[Saved entries]

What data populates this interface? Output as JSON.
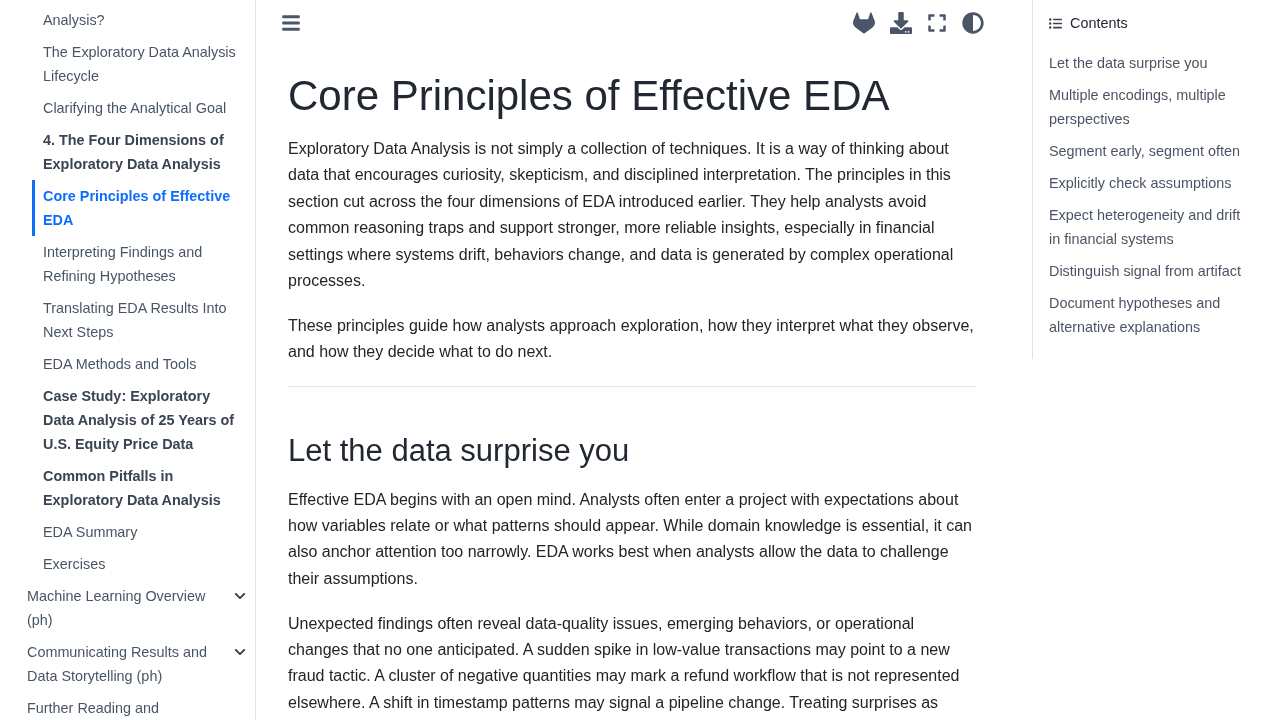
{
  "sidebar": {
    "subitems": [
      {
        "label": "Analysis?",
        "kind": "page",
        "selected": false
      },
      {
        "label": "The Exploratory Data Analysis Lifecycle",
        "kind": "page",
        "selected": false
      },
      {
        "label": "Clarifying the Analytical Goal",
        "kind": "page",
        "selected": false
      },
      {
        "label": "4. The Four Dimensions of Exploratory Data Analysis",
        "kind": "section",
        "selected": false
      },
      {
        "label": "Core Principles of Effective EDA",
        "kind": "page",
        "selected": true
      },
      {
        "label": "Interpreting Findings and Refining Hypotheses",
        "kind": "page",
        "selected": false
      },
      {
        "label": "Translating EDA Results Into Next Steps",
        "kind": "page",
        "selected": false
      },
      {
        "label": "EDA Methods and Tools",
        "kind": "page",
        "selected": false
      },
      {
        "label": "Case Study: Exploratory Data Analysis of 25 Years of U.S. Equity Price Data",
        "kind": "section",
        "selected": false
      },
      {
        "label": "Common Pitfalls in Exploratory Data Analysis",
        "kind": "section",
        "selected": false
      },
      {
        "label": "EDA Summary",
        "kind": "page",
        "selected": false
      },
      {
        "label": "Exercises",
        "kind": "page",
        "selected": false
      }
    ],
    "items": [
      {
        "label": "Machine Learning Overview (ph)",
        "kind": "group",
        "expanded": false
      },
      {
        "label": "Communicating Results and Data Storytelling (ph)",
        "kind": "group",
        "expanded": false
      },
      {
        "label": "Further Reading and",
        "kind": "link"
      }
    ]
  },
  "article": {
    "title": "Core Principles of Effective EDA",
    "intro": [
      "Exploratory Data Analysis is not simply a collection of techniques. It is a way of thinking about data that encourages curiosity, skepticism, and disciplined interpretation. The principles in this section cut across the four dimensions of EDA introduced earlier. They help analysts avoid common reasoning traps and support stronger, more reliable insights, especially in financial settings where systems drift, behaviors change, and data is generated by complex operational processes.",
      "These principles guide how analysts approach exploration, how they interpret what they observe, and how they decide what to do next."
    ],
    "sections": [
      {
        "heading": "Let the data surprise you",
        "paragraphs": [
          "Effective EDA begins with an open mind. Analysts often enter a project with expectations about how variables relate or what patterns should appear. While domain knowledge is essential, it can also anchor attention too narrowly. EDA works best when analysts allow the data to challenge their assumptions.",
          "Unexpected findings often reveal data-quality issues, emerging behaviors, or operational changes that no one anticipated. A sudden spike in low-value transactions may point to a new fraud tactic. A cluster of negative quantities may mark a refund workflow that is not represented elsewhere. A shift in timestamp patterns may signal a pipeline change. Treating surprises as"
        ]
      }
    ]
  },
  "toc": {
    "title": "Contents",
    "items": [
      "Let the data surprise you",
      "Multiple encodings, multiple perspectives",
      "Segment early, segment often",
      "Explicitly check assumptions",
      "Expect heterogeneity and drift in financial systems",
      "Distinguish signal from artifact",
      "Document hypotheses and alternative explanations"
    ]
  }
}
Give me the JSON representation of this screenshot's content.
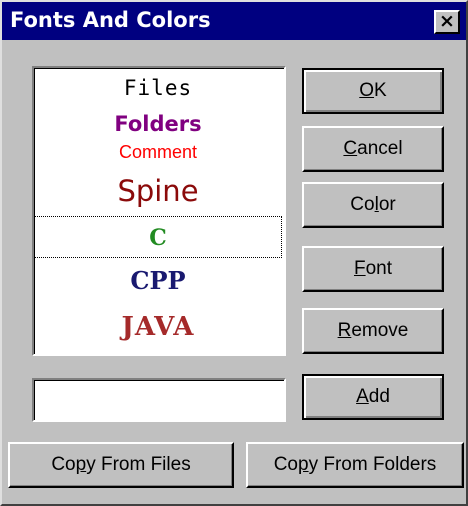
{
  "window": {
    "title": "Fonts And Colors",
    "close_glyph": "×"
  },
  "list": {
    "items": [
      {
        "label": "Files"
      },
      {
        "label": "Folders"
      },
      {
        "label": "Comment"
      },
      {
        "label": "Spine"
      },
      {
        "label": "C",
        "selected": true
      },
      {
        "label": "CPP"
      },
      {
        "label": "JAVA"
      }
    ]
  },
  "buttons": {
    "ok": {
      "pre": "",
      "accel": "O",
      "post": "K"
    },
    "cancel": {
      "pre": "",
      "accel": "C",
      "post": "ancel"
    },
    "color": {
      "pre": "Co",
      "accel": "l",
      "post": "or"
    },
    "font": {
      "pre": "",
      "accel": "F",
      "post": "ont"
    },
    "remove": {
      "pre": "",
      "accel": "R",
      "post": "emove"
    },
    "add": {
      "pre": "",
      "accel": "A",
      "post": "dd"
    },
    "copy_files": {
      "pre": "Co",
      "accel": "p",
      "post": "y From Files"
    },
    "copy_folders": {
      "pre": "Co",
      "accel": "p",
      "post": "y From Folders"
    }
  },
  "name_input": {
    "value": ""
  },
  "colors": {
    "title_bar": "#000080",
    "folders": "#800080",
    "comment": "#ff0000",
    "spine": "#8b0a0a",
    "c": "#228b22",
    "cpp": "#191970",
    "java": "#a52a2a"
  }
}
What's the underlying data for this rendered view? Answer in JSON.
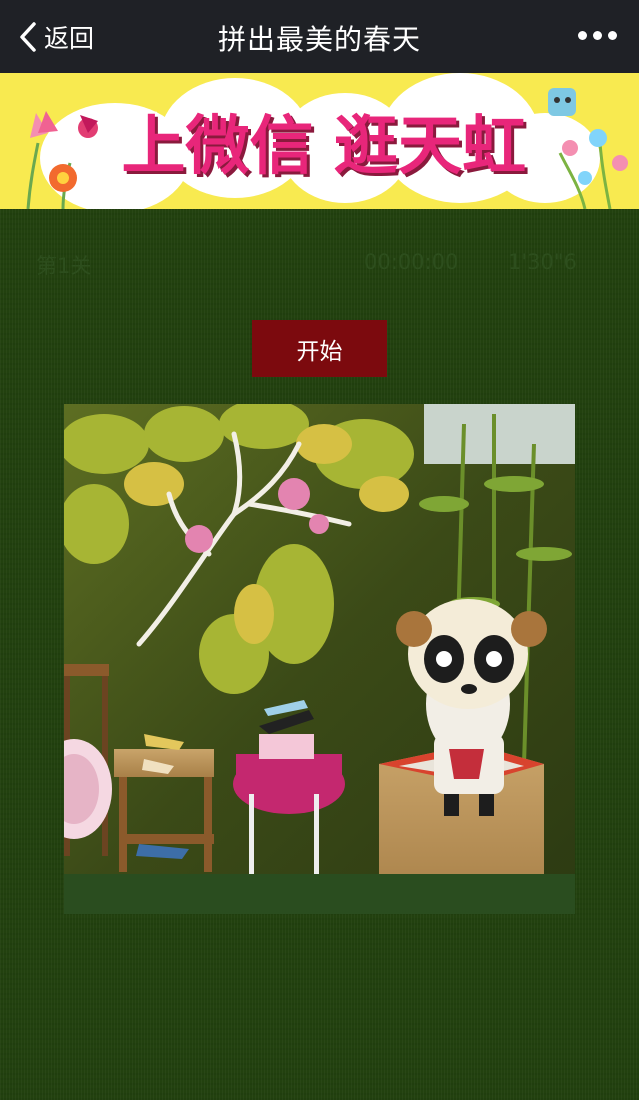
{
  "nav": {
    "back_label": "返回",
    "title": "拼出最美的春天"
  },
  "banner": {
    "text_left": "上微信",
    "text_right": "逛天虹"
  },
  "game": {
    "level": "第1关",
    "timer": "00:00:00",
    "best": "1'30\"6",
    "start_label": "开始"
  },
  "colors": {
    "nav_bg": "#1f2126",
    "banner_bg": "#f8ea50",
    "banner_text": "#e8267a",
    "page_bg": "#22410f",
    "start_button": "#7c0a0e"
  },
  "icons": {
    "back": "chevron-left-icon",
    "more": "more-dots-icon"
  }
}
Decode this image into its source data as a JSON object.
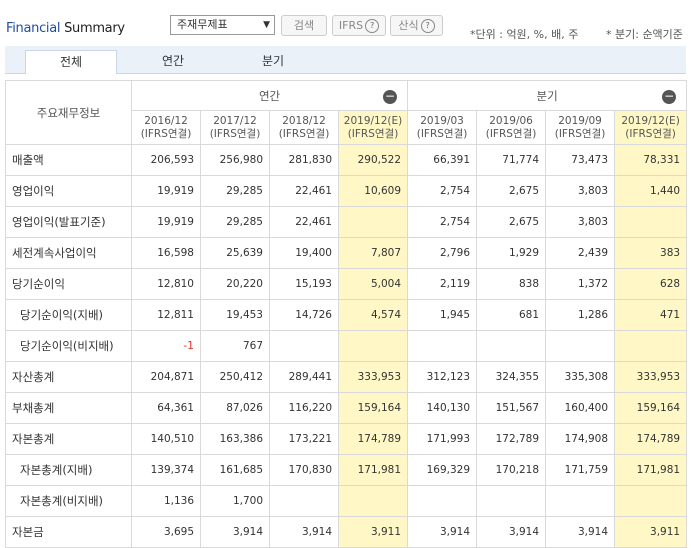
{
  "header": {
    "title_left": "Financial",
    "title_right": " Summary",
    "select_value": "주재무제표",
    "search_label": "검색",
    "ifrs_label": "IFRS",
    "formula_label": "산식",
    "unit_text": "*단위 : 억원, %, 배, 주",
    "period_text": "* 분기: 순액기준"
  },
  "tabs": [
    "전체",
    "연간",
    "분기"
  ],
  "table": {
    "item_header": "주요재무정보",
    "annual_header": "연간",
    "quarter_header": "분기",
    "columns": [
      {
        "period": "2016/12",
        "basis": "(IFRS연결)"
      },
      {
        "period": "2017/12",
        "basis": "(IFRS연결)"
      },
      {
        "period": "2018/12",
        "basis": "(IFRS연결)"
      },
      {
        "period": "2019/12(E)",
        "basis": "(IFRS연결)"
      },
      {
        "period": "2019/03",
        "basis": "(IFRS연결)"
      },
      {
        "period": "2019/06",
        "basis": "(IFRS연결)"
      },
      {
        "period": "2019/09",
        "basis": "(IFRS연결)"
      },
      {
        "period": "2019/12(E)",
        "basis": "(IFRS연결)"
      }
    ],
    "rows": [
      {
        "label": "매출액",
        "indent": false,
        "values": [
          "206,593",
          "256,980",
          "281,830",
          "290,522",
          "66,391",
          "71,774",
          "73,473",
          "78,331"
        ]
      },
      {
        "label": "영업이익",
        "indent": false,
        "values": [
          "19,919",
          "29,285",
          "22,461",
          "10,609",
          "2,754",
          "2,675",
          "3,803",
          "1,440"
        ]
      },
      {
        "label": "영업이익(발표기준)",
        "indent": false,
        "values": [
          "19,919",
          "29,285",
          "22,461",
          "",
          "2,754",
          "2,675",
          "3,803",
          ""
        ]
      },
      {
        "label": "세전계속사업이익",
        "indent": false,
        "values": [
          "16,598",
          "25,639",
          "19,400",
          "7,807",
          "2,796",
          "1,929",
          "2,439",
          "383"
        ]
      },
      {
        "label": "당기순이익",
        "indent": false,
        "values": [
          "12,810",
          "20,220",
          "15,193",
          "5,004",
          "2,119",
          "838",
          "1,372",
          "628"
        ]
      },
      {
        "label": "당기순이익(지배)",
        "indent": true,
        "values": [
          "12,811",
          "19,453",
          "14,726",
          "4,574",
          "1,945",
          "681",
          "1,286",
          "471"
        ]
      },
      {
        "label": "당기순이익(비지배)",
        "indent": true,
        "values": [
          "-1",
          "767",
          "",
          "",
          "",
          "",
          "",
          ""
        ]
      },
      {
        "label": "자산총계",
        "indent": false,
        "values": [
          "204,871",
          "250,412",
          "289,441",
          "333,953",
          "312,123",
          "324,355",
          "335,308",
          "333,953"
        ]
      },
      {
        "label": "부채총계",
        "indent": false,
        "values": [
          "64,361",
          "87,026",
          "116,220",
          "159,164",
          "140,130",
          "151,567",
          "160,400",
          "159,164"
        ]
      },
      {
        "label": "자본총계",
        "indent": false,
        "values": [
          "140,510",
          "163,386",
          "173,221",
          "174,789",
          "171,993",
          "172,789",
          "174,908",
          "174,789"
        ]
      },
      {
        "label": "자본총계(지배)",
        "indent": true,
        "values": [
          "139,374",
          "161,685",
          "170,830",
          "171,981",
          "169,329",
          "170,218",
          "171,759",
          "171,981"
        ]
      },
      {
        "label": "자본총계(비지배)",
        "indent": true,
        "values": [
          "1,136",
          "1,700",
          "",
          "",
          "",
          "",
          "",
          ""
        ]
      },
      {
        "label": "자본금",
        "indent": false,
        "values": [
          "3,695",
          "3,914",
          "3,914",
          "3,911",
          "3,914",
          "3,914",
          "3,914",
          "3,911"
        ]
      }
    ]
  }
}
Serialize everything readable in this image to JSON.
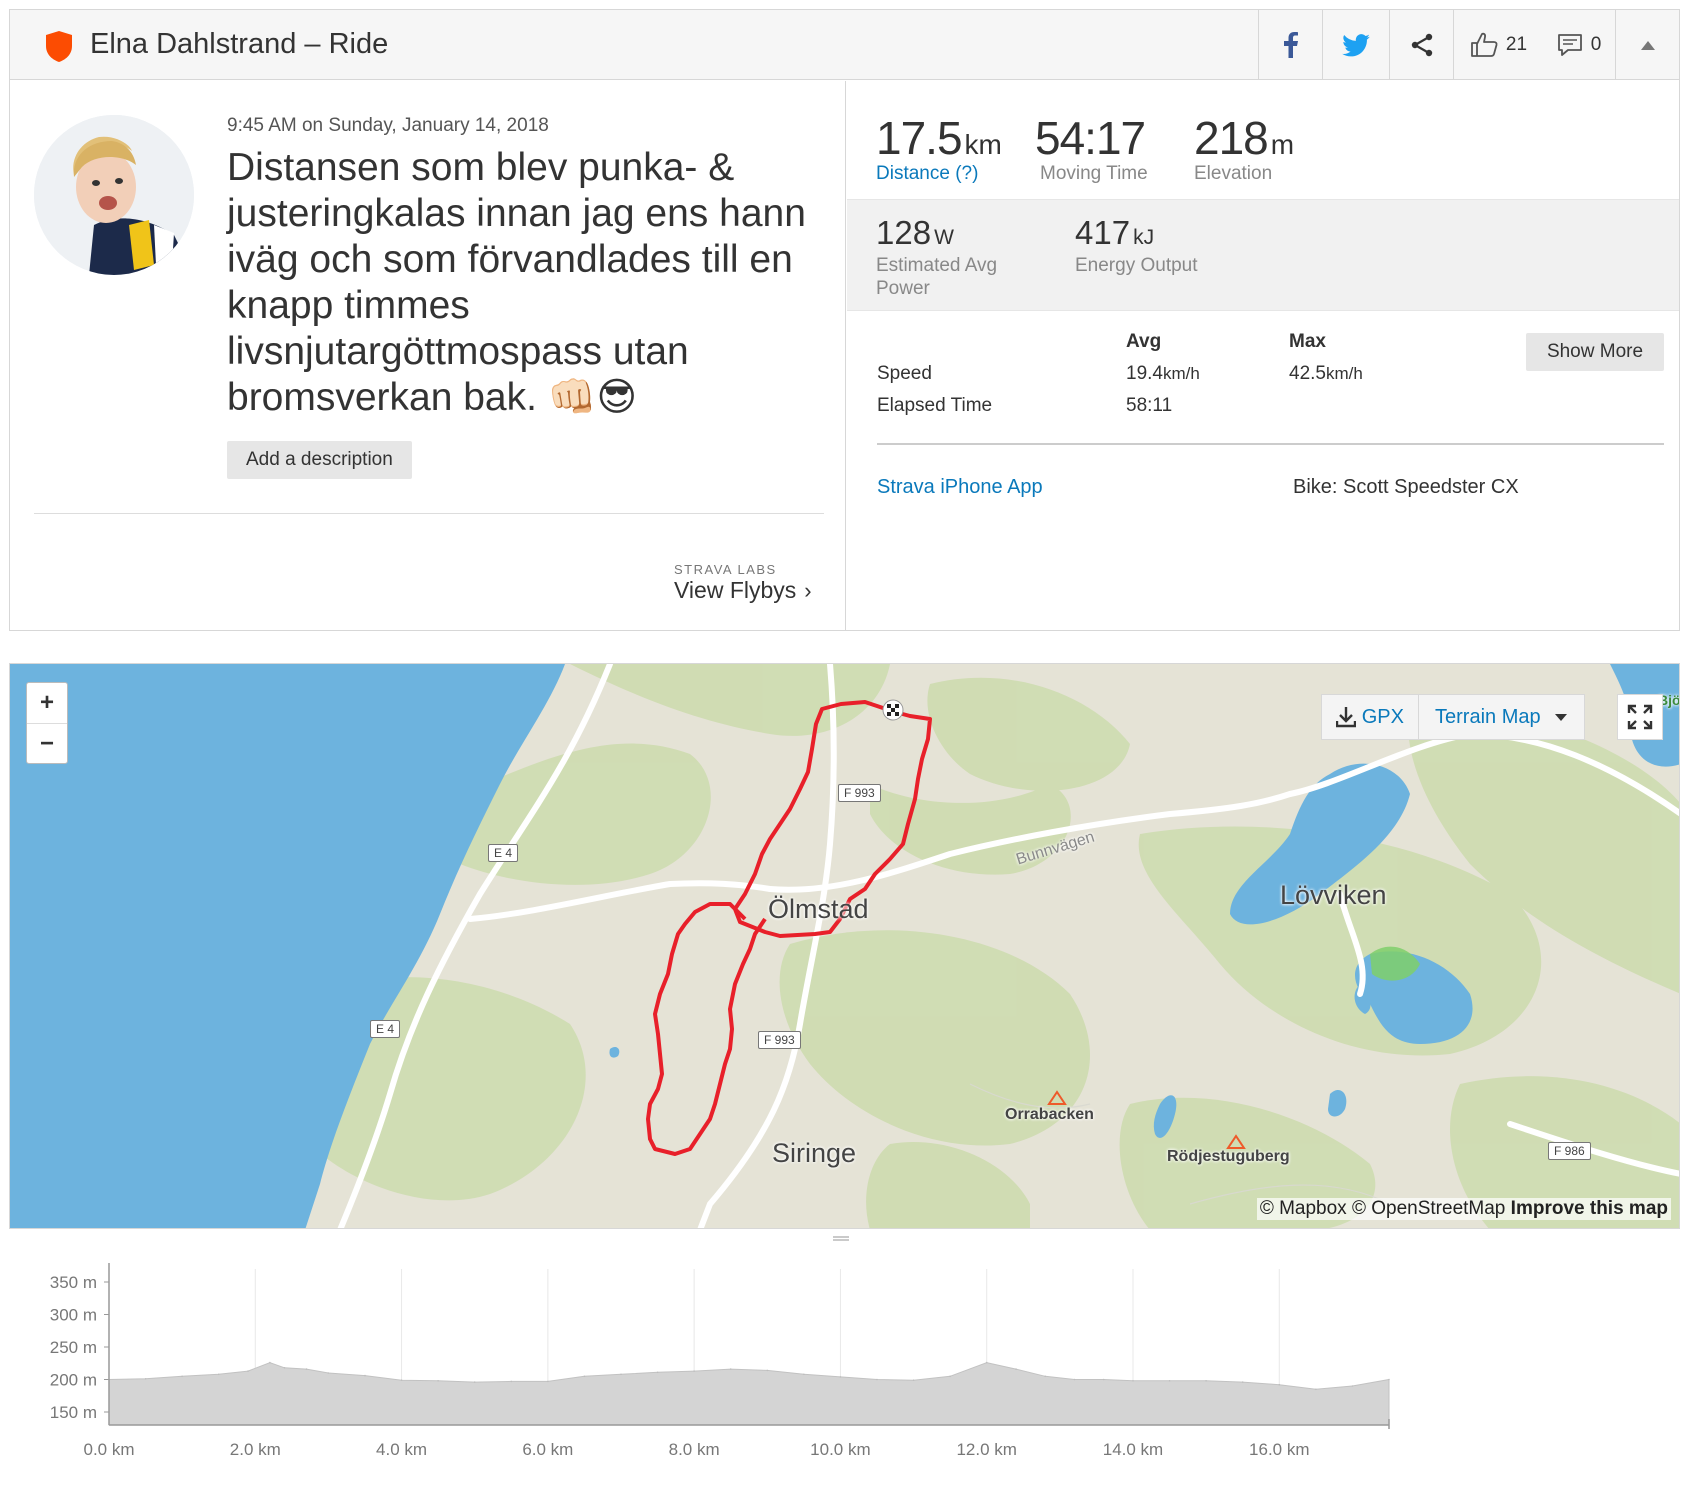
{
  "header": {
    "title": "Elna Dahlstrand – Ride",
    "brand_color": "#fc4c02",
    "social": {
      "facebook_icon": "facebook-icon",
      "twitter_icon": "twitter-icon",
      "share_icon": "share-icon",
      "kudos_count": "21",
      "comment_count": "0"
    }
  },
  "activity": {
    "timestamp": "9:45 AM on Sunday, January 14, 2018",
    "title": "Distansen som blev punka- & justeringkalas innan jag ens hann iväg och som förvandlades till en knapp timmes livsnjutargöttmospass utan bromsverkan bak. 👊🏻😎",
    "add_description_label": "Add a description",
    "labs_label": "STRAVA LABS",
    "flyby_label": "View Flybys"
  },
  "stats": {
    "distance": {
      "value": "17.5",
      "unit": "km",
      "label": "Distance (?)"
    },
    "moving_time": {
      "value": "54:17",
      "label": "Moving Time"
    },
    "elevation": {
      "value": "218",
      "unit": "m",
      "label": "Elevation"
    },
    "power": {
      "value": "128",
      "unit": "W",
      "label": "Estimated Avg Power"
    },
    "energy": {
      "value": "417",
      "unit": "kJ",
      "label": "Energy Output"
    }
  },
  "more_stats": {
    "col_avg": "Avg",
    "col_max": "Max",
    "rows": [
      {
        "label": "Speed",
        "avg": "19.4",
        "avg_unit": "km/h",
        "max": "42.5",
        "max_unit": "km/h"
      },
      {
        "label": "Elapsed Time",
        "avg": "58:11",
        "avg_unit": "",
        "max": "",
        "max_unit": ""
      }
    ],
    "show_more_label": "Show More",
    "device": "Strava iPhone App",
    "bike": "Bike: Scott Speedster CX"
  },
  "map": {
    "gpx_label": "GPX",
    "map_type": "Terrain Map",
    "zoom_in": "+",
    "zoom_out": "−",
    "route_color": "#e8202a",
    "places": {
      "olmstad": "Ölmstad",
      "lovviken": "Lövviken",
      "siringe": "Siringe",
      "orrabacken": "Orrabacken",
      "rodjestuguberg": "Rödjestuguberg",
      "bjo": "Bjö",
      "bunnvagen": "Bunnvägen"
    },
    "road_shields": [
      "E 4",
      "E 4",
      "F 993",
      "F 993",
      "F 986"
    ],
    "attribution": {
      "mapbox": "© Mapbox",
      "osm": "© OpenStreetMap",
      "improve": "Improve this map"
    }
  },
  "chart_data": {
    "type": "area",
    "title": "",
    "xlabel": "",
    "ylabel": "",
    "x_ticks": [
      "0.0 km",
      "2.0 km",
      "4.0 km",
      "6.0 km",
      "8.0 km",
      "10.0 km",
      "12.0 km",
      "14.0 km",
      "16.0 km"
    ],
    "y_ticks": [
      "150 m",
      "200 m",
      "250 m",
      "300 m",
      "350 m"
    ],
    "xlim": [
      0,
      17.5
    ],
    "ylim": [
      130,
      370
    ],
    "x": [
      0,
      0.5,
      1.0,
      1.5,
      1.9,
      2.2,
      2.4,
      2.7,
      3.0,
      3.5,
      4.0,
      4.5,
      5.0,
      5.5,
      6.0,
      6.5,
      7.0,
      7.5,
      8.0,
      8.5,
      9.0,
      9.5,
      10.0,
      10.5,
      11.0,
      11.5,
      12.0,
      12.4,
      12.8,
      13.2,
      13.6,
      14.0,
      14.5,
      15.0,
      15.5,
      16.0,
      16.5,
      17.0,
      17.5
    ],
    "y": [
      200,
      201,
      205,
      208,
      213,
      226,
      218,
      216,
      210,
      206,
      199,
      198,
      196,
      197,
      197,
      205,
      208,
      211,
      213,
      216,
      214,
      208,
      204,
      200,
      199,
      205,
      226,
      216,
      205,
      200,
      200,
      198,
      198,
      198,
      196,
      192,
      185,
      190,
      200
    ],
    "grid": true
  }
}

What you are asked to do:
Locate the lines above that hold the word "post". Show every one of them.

Completed task:
      "post": "K"
      "post": "ancel"
      "post": "or"
      "post": "ont"
      "post": "emove"
      "post": "dd"
      "post": "y From Files"
      "post": "y From Folders"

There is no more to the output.